[DIRECTIONS FOR THIS TASK]: Pictures aside, each entry has to be returned exactly as it stands.

[TASK MATERIAL]:
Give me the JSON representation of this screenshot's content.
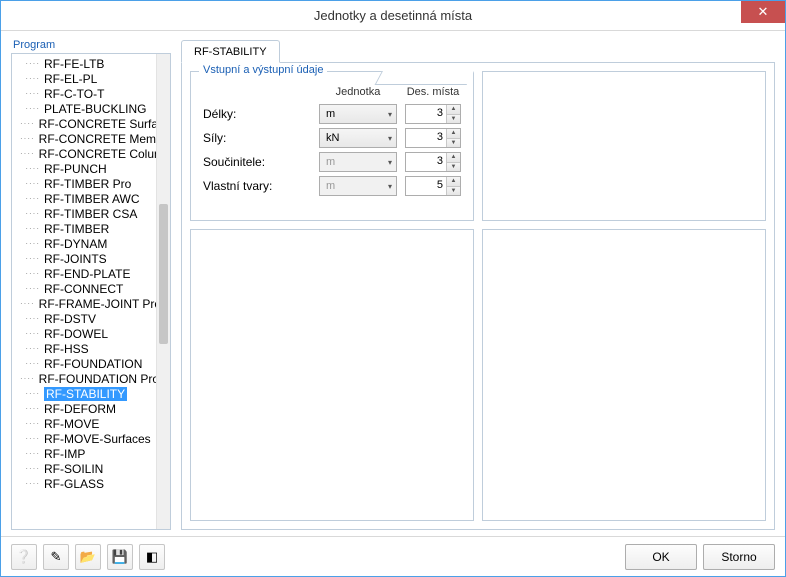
{
  "window": {
    "title": "Jednotky a desetinná místa"
  },
  "sidebar": {
    "label": "Program",
    "items": [
      "RF-FE-LTB",
      "RF-EL-PL",
      "RF-C-TO-T",
      "PLATE-BUCKLING",
      "RF-CONCRETE Surfaces",
      "RF-CONCRETE Members",
      "RF-CONCRETE Columns",
      "RF-PUNCH",
      "RF-TIMBER Pro",
      "RF-TIMBER AWC",
      "RF-TIMBER CSA",
      "RF-TIMBER",
      "RF-DYNAM",
      "RF-JOINTS",
      "RF-END-PLATE",
      "RF-CONNECT",
      "RF-FRAME-JOINT Pro",
      "RF-DSTV",
      "RF-DOWEL",
      "RF-HSS",
      "RF-FOUNDATION",
      "RF-FOUNDATION Pro",
      "RF-STABILITY",
      "RF-DEFORM",
      "RF-MOVE",
      "RF-MOVE-Surfaces",
      "RF-IMP",
      "RF-SOILIN",
      "RF-GLASS"
    ],
    "selected": "RF-STABILITY"
  },
  "tab": {
    "label": "RF-STABILITY"
  },
  "panel": {
    "title": "Vstupní a výstupní údaje",
    "headers": {
      "unit": "Jednotka",
      "decimals": "Des. místa"
    },
    "rows": [
      {
        "label": "Délky:",
        "unit": "m",
        "decimals": 3,
        "unit_enabled": true
      },
      {
        "label": "Síly:",
        "unit": "kN",
        "decimals": 3,
        "unit_enabled": true
      },
      {
        "label": "Součinitele:",
        "unit": "m",
        "decimals": 3,
        "unit_enabled": false
      },
      {
        "label": "Vlastní tvary:",
        "unit": "m",
        "decimals": 5,
        "unit_enabled": false
      }
    ]
  },
  "footer": {
    "ok": "OK",
    "cancel": "Storno"
  }
}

[RESPONSE TO THE EXERCISE]:
Give me the JSON representation of this screenshot's content.
{
  "window": {
    "title": "Jednotky a desetinná místa"
  },
  "sidebar": {
    "label": "Program",
    "items": [
      "RF-FE-LTB",
      "RF-EL-PL",
      "RF-C-TO-T",
      "PLATE-BUCKLING",
      "RF-CONCRETE Surfaces",
      "RF-CONCRETE Members",
      "RF-CONCRETE Columns",
      "RF-PUNCH",
      "RF-TIMBER Pro",
      "RF-TIMBER AWC",
      "RF-TIMBER CSA",
      "RF-TIMBER",
      "RF-DYNAM",
      "RF-JOINTS",
      "RF-END-PLATE",
      "RF-CONNECT",
      "RF-FRAME-JOINT Pro",
      "RF-DSTV",
      "RF-DOWEL",
      "RF-HSS",
      "RF-FOUNDATION",
      "RF-FOUNDATION Pro",
      "RF-STABILITY",
      "RF-DEFORM",
      "RF-MOVE",
      "RF-MOVE-Surfaces",
      "RF-IMP",
      "RF-SOILIN",
      "RF-GLASS"
    ],
    "selected": "RF-STABILITY"
  },
  "tab": {
    "label": "RF-STABILITY"
  },
  "panel": {
    "title": "Vstupní a výstupní údaje",
    "headers": {
      "unit": "Jednotka",
      "decimals": "Des. místa"
    },
    "rows": [
      {
        "label": "Délky:",
        "unit": "m",
        "decimals": 3,
        "unit_enabled": true
      },
      {
        "label": "Síly:",
        "unit": "kN",
        "decimals": 3,
        "unit_enabled": true
      },
      {
        "label": "Součinitele:",
        "unit": "m",
        "decimals": 3,
        "unit_enabled": false
      },
      {
        "label": "Vlastní tvary:",
        "unit": "m",
        "decimals": 5,
        "unit_enabled": false
      }
    ]
  },
  "footer": {
    "ok": "OK",
    "cancel": "Storno"
  }
}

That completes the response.